“Be vulnerable and real with your students. This is a lesson I took from a mentor at a past job, but I think it applies equally to yoga teaching. Yoga can have a high barrier to entry. It’s expensive. It can feel like an insiders club, meant for certain types of bodies but not others. It demands students do things with their minds, bodies and breath that we don’t cultivate in many other aspects of our day-to-day lives. I think students are making themselves vulnerable by walking in the door and deciding to take a class, and we can honor that by doing the same as teachers. Vulnerability as a teacher can manifest in many different ways – a willingness to teach something you’ve never taught before, having a sense of humor when class doesn’t go exactly the way you planned, or being able to allow space for each student to take something different away from the experience. In my mind, vulnerability is a precursor to being fully present in a class. We will all have days (or weeks or months) where we can’t open up like that. But I think it’s worth it to challenge ourselves to do so when we can, and make sure that as teachers, we’re offering up the same vulnerability that we’re asking of students.”
What’s the best lesson you’ve learned from your fellow O2 teachers?
“Generosity of spirit. The teachers at O2 show up for each other, offer each other thoughtful feedback and continued inspiration.”
What’s your favorite pose to teach?
“Crane. It’s a pose where you regularly get to see the joy of firsts – whether first time holding the balance, or first time jumping back from crane into chaturanga.”
What’s your favorite pose to do?
“Supported bridge toward the end of class. O2 is a pretty vigorous style of yoga, and I like the opportunity to be still and be supported. Another favorite is bharadvajasana with the cleansing feeling of a good twist.”
What’s your “dream pose”?
“Pressing up from crane into a handstand.”
Do you play music in class?

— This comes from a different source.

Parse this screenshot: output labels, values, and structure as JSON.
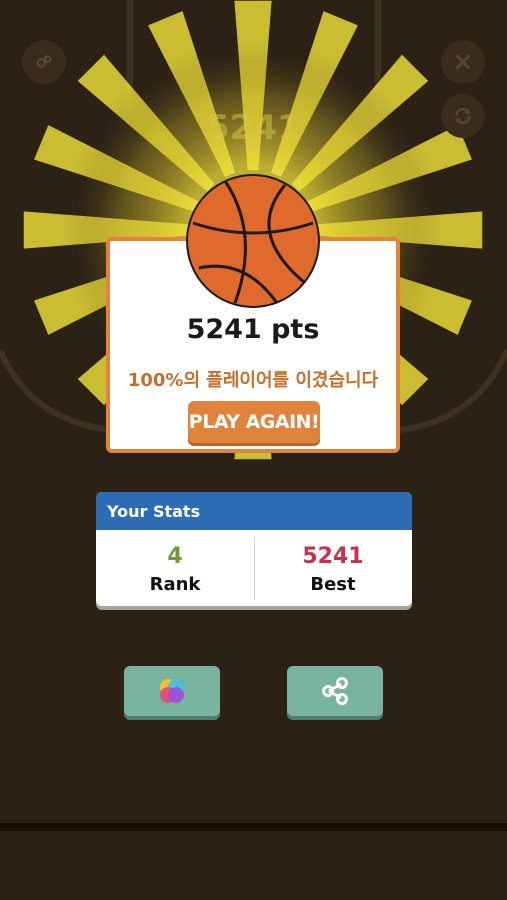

“Depends. I play music in Basics classes more often than I do in Intermediate. When I was a new yoga student, I found music to be helpful in quieting my mind. The steady drumbeat of ujjayi breath without music to soften it was initially intimidating and distracting. With time, as I became more comfortable and adept at attuning to my own body, I felt I had the mental bandwidth to begin focusing more on my breath without the aid of music. Everyone experiences this differently though, so I try to mix it up and give students the opportunity to experience classes with and without music.”